**Given records**
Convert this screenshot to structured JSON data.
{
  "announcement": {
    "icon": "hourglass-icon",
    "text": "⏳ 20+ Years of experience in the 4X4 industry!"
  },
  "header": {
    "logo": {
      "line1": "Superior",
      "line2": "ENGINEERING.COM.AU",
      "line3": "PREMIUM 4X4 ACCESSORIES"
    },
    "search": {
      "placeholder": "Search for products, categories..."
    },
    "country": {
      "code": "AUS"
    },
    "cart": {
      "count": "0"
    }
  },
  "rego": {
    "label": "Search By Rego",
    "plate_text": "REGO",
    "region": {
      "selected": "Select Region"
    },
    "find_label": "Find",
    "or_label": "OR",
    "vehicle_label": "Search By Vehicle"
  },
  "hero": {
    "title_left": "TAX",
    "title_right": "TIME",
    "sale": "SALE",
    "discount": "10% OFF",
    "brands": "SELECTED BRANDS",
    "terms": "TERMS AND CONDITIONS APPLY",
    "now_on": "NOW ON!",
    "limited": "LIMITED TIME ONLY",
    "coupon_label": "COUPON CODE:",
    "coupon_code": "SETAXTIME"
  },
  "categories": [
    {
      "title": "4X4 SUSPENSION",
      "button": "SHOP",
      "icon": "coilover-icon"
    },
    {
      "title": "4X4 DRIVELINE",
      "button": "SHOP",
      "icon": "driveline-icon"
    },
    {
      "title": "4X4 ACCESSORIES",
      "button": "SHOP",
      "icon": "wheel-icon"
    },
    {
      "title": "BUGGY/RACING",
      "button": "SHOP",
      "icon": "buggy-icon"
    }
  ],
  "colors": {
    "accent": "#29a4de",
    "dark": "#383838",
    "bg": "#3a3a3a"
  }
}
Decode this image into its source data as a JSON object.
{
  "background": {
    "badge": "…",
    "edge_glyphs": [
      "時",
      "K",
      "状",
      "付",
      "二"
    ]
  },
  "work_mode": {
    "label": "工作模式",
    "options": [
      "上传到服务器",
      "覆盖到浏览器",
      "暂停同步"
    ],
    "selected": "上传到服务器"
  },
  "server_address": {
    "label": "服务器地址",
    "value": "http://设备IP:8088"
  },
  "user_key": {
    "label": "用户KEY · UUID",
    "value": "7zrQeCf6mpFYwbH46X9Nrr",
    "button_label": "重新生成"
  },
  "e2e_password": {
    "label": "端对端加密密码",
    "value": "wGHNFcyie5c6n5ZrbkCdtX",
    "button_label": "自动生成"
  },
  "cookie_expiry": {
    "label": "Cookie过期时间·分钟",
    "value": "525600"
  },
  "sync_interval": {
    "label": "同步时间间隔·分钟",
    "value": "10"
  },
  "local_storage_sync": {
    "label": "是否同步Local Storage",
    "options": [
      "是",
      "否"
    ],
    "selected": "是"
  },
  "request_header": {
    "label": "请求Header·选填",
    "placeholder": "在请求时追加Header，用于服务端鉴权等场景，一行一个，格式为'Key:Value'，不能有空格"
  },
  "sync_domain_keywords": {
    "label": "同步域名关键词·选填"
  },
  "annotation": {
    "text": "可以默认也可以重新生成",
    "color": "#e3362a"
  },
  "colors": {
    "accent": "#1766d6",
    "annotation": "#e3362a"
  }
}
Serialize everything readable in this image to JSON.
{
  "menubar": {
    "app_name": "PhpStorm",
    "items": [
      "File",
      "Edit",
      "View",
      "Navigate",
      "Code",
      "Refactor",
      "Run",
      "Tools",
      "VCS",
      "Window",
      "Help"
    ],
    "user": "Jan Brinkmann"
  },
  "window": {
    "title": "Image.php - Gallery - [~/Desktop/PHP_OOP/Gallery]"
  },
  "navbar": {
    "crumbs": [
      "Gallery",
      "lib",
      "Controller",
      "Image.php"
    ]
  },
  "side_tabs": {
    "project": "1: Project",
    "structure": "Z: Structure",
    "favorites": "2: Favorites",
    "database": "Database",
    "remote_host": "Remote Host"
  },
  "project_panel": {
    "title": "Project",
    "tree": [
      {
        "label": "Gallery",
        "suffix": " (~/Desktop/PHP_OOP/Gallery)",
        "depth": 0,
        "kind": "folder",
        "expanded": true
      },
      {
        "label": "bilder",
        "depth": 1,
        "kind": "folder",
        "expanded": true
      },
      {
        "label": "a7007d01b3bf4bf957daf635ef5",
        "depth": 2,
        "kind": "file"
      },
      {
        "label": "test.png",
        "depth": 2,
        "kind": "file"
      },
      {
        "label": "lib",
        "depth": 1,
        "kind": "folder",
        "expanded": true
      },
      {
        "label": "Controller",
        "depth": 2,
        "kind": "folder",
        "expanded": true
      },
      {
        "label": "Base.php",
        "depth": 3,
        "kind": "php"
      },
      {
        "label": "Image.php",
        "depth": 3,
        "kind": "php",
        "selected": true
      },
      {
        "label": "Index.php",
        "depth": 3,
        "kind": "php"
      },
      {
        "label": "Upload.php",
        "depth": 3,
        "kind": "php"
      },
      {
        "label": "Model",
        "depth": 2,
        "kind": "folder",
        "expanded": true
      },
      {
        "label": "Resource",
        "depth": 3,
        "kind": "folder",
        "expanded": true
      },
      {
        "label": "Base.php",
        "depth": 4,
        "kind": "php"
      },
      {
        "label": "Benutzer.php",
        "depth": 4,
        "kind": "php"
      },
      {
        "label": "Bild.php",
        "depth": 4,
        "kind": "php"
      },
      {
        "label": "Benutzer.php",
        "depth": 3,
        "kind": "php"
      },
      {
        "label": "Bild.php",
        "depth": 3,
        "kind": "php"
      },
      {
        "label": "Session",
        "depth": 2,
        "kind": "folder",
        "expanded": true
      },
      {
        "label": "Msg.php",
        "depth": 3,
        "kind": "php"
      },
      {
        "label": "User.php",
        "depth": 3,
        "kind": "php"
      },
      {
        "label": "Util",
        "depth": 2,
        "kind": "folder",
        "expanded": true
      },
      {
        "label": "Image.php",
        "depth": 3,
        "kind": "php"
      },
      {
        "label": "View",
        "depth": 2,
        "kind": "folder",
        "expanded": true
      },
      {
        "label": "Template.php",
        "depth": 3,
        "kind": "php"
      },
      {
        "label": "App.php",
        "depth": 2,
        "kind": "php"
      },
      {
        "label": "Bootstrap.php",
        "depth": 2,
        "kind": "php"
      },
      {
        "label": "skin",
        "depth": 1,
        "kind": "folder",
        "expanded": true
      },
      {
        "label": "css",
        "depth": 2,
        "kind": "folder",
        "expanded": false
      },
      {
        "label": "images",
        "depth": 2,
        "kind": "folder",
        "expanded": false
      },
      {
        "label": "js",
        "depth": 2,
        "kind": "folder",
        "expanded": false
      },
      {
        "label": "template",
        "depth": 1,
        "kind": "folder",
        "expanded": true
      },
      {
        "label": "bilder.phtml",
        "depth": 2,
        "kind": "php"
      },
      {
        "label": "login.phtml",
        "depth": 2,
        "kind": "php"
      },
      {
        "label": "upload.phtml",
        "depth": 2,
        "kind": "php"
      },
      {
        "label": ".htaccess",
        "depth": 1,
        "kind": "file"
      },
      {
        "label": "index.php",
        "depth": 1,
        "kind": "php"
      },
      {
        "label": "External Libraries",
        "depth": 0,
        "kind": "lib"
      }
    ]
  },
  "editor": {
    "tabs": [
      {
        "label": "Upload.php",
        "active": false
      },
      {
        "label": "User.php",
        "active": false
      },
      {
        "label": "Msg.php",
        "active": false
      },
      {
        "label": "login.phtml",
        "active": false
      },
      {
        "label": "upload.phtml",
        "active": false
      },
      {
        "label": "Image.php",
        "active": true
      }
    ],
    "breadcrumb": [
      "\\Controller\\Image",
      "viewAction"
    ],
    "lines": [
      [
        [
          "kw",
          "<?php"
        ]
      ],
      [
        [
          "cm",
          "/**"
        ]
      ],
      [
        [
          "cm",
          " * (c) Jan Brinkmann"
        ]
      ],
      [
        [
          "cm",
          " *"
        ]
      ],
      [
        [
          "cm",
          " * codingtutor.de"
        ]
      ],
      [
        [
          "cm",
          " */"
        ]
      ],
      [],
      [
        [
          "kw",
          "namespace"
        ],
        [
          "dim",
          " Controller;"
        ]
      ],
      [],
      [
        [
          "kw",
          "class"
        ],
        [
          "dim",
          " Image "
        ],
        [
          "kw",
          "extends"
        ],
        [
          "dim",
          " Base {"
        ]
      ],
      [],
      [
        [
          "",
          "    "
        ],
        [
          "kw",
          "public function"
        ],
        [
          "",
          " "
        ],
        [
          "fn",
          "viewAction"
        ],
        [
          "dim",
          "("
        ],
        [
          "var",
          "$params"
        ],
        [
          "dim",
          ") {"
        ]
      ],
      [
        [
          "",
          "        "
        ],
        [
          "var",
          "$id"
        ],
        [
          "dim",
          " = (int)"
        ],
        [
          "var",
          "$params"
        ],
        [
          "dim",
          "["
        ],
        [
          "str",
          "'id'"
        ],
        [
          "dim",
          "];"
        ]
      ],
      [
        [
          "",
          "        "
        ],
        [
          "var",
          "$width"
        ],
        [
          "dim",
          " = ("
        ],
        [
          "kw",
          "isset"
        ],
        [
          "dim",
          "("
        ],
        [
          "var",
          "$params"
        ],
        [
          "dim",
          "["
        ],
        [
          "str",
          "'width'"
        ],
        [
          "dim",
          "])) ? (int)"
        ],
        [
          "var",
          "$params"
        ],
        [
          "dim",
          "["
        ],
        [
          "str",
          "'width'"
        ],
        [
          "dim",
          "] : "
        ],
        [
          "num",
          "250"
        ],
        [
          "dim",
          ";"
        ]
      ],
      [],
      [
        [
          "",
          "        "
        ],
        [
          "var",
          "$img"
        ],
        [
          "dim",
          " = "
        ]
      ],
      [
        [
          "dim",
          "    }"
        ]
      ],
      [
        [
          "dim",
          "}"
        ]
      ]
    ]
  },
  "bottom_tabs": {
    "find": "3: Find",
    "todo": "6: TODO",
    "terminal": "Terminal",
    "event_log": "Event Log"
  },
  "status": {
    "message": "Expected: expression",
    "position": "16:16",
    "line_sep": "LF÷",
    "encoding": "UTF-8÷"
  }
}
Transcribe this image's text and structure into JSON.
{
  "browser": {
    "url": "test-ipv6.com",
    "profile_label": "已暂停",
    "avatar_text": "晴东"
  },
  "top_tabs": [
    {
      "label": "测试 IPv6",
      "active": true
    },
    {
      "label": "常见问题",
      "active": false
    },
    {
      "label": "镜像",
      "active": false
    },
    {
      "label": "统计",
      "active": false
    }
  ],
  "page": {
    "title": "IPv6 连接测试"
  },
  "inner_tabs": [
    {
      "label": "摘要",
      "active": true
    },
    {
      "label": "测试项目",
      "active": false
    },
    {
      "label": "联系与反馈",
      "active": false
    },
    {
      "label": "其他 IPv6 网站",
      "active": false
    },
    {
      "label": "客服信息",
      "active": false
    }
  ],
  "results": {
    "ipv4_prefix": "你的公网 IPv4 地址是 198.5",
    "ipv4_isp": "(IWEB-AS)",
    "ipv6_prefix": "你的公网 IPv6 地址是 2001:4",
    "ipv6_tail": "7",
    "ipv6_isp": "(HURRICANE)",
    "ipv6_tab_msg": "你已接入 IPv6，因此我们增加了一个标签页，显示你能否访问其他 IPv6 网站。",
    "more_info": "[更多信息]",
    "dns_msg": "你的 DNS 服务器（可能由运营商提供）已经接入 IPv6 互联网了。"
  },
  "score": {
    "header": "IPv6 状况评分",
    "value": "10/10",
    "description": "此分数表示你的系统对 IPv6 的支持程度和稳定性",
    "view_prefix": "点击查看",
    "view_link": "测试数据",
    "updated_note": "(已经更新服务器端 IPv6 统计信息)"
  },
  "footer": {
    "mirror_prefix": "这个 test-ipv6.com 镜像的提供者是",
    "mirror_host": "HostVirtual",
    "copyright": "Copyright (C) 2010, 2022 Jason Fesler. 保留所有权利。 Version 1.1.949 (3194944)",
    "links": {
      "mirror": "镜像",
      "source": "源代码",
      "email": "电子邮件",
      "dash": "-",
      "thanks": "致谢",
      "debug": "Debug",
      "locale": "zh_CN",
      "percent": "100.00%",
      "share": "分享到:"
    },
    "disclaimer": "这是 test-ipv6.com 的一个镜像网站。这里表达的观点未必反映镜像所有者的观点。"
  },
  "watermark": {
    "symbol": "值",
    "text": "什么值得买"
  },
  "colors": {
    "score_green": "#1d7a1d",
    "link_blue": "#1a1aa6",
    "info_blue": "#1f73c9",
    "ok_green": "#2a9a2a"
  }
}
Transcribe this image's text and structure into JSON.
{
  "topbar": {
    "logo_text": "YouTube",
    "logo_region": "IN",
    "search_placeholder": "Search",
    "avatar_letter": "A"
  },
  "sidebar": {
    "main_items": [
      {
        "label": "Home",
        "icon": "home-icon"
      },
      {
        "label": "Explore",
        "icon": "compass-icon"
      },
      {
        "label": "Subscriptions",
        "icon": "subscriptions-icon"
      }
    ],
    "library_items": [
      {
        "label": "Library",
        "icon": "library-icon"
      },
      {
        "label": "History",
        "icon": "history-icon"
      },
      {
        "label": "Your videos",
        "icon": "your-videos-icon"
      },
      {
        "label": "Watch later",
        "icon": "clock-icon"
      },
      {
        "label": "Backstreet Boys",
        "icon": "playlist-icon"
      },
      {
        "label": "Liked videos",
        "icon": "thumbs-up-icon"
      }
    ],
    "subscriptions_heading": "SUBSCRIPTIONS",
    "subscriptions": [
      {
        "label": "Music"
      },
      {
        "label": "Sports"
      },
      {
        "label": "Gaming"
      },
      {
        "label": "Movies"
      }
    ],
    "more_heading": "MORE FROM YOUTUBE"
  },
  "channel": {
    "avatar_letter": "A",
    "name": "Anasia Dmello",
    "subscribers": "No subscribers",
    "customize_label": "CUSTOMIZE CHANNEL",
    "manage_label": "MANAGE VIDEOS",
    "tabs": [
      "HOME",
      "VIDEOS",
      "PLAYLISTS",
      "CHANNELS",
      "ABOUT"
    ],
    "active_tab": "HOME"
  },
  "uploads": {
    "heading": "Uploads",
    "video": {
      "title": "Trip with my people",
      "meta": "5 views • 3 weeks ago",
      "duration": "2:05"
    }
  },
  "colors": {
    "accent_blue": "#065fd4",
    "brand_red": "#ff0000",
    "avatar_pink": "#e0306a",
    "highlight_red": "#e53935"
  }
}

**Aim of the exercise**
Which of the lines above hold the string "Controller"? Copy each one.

**Task result**
      "Controller",
        "label": "Controller",
      "\\Controller\\Image",
          " Controller;"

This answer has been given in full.